Starting the low FODMAP diet can seem very daunting, confusing and even a little bit lonely. But I promise you it does get easier, and here’s some of my top tips to help you navigate and survive the low FODMAP life!
Please note that the low FODMAP diet should only be followed if prescribed by a medical professional such as your doctor or a registered dietician. Where possible you should work through this with that medical professional to ensure you are following it correctly. Unnecessarily eliminating food groups from your diet can cause longer term problems so it is very important you do it safely.
#1 Remember, diet isn’t everything

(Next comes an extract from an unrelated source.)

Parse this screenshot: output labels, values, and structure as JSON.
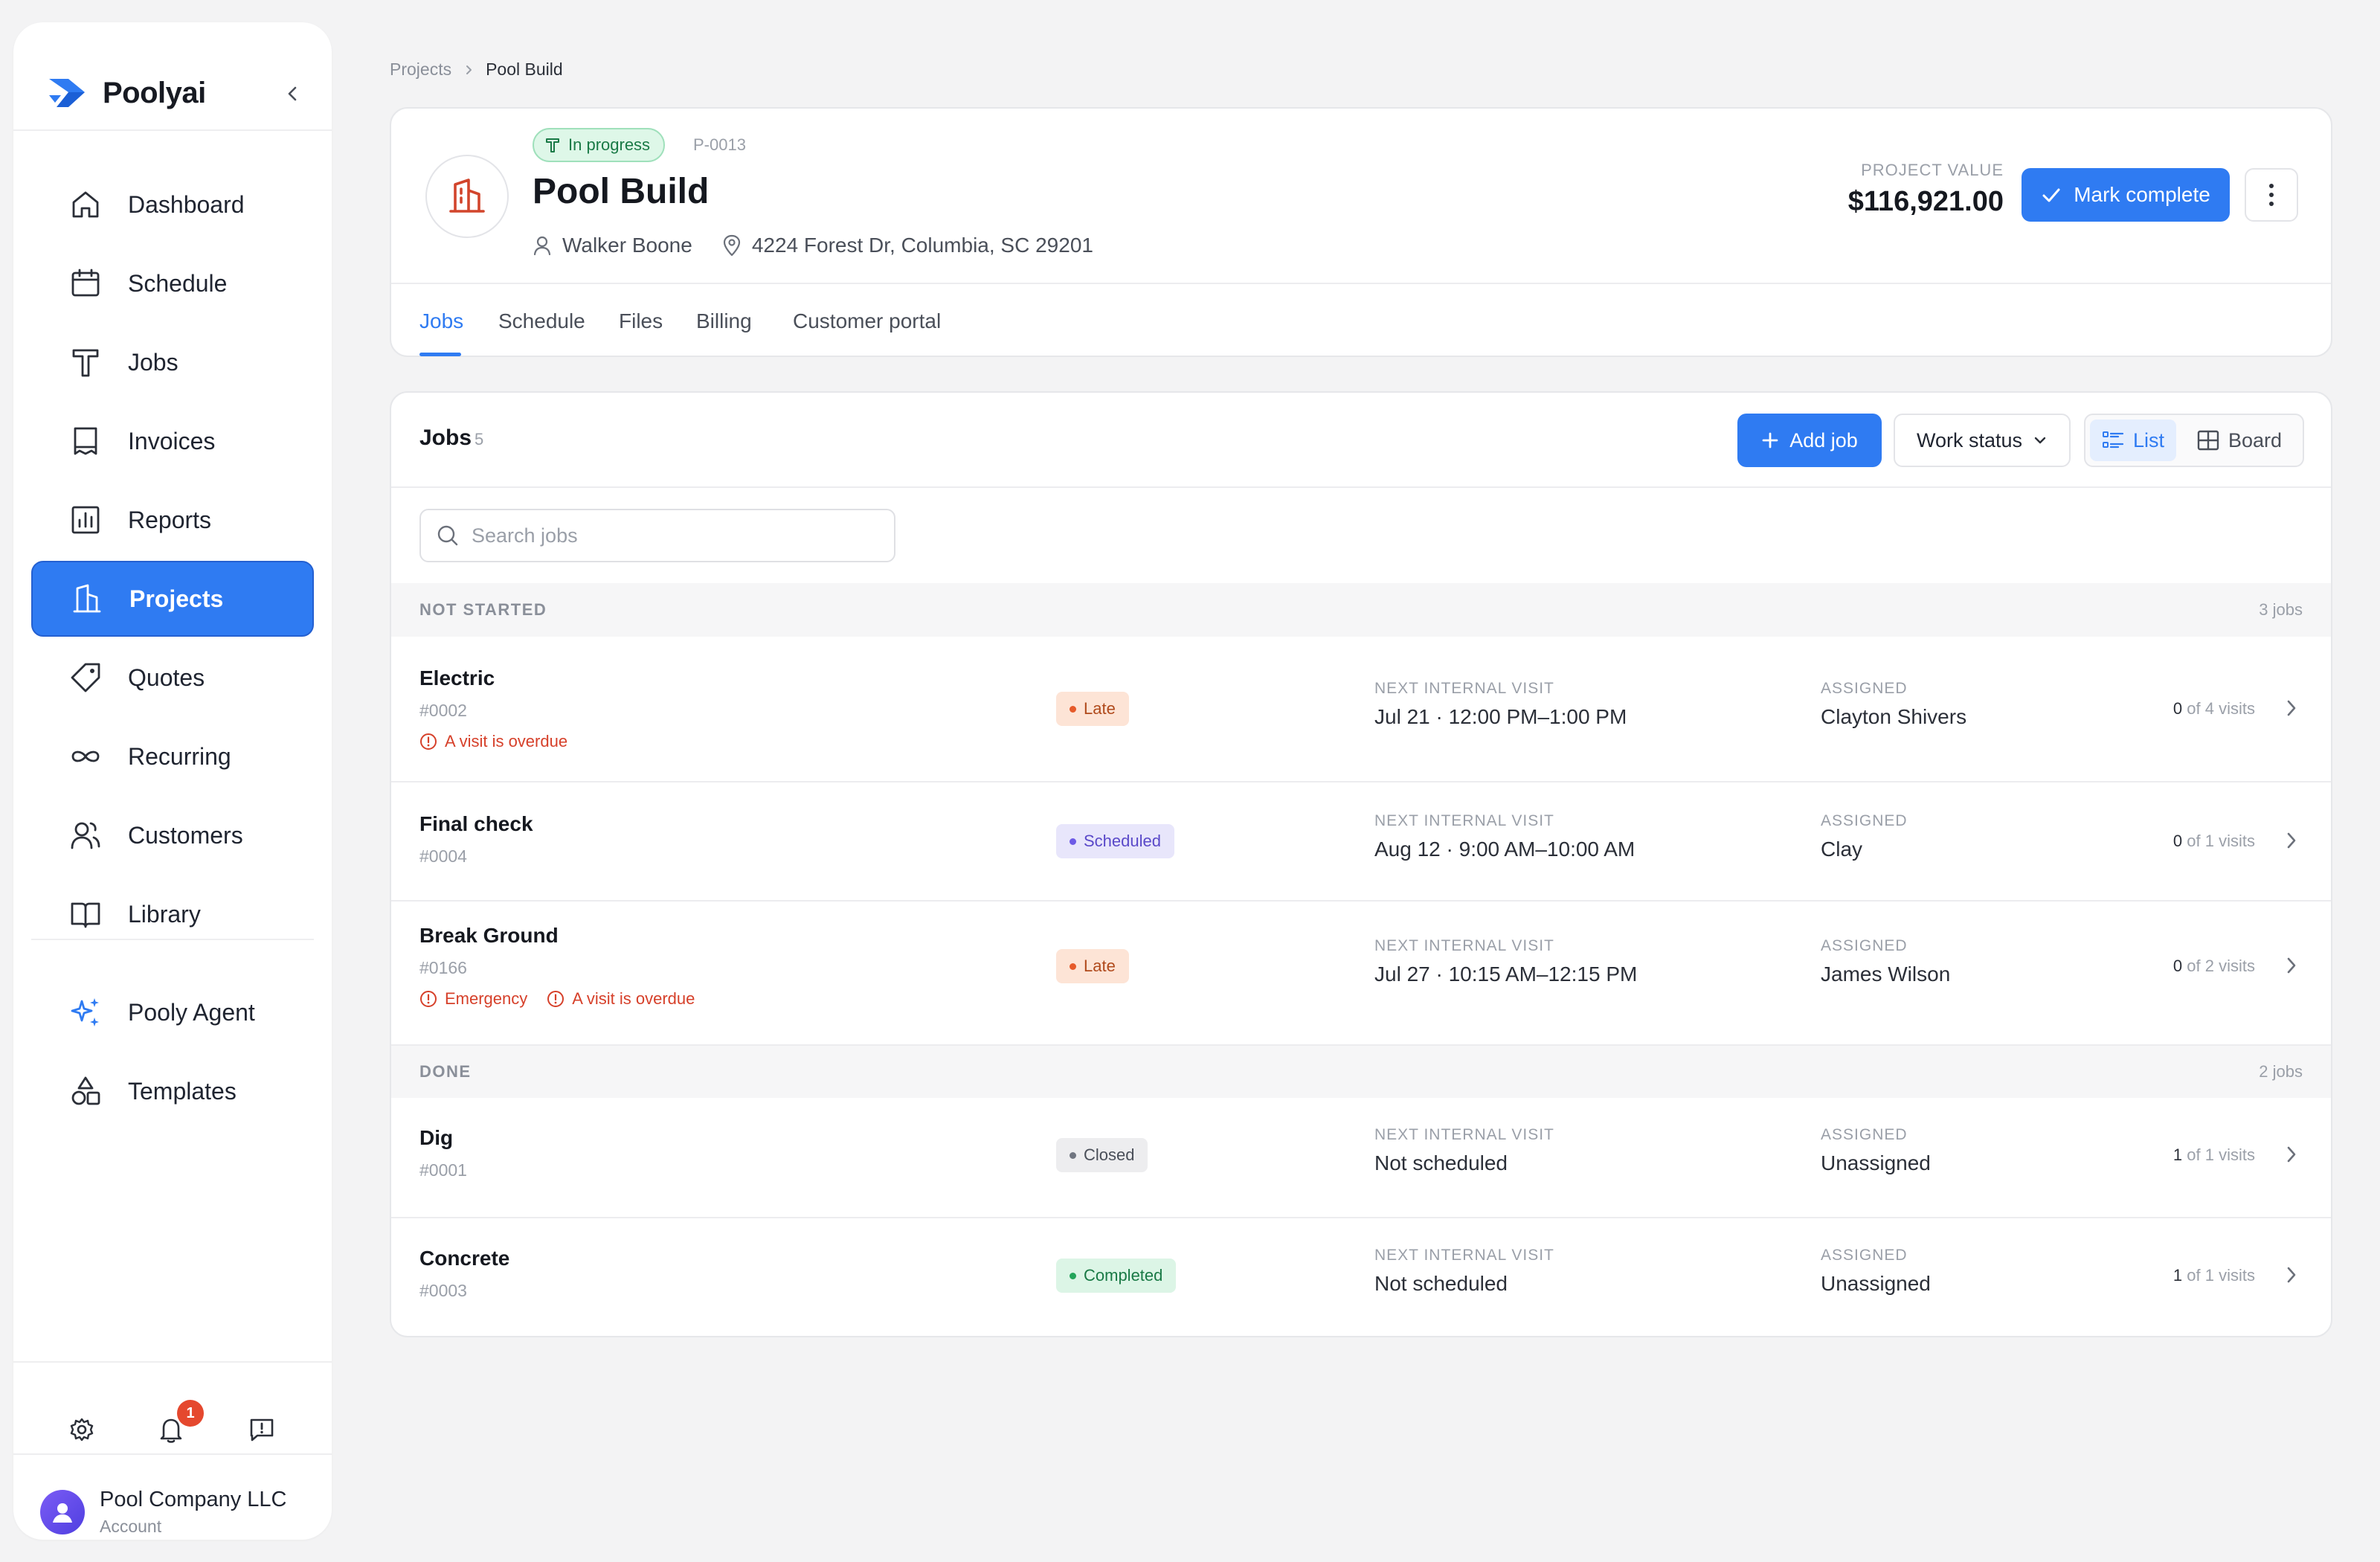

Before I go into my diet tips I think it’s important to note that your diet is most likely not the sole reason for your tummy problems. If suffering from IBS, other factors like stress and even sleep can play a big part. So even when you have your diet and trigger foods mastered, it is still important to look at the rest of the picture too. See point 10 for more thoughts on this.
#2 Download the Monash low FODMAP app
Honestly, it’s the best £7.99 you’ll ever spend. I’ve written a full review on the app here but it really has been my bible for the past few years. It’s the only app that is completely up-to-date and it was created by the founders of the low FODMAP diet so it’s absolutely reliable and accurate. It has loads of advice on navigating the diet plus a complete library of food and safe portion sizes. You can download the app on Apple’s app store here.
#3 Work with a dietitian
As mentioned above; if possible, I would really recommend working with a dietician when starting the low FODMAP diet. It’s not essential, and the Monash app is really helpful but with so much science behind the diet it can be a little confusing (especially when it comes to stacking!) so this will definitely make things easier for you, especially when it comes to the reintroduction phase.
#4 Make sure you reintroduce
Don’t panic too much about never being able to eat your favourite foods again as the elimination phase is not for life (I repeat; NOT for life!), and many people are able to successfully reintroduce a lot of foods back into their diet. This stage is really important, not only so you can shorten your list of unsafe food but also because research has shown that being on the low FODMAP diet, or any restrictive diet long term can actually reduce your good gut bacteria, so it would actually most likely worsen your symptoms!
#5 Get creative in the kitchen
Being on the low FODMAP diet doesn’t mean you have to just stick to plain foods. Despite the list seeming vast at first, there are loads of amazing foods you can still eat. Check out my list of low FODMAP foodie swaps, or my low FODMAP recipes and get creative in the kitchen!
#6 Watch your portion sizes and “FODMAP stacking”
FODMAP stacking is when you eat two or more servings of food from the same FODMAP group in one sitting, even if both foods are “green” on the Monash app. Doing this can then push your meal into the high FODMAP bracket and trigger your symptoms. Avoiding stacking can be quite tricky but personally I have tried not to focus on it too much as I found it stressful so instead I just try and ensure i have a good variety of foods and take note of anything that does cause me issues.
#7 Be careful of drinks
It’s not just food that can be high FODMAP, FODMAPs can also be found in lots of drinks. personally I stay away from anything that contains fruit juice, caffeine, dairy or a lot of sugar. I pretty much strictly stick to water, peppermint tea or gin and tonic so I’m happy! However do also check tonic water as some contain fructose!
#8 Adapt your favourite recipes
There’s lots of amazing low FODMAP recipe books, websites and Instagram accounts now, however it’s also pretty easy to adapt regular recipes. I absolutely love The Body Coach recipes as they’re so quick and simple, so I often follow these but just make some simple swaps to make them Lottie friendly!
#9 Plan ahead
Eating low FODMAP isn’t always the most convenient when out and about so where possible, always plan ahead. Research restaurants in the area in advance (you can find my top tips here) and pack LOTS of snacks!
#10 Try not to overthink
The link between our tummy and our brain (gut-brain axis) is extremely strong, which means they’re basically best friends and tell each other exactly how their feeling; so when one’s upset, the other often feels it too. When following any restrictive diet there can be a big amount of anxiety that comes with eating, especially overeating. But this anxiety can often lead to reactions such as bloating rather than it being the food itself. Although I don’t believe the multiple doctors that have said “it’s all in your head” when discussing IBS, I do think (and more importantly, science has proven) that often, psychological factors have a big impact on my IBS symptoms and have often ended up in a viscous cycle with this. If you find yourself overthinking when it comes to food you can practice things like meditation, mindfulness or even try hypnosis to help – I’ve tried a combination of all and found it to be really helpful.
I hope you found these tips helpful and if you have any of your own please let me know in the comments below.
Lots of love,
Hi Just listen to you on Radio London, A male sufferer, and will check out your site, thanks. Robert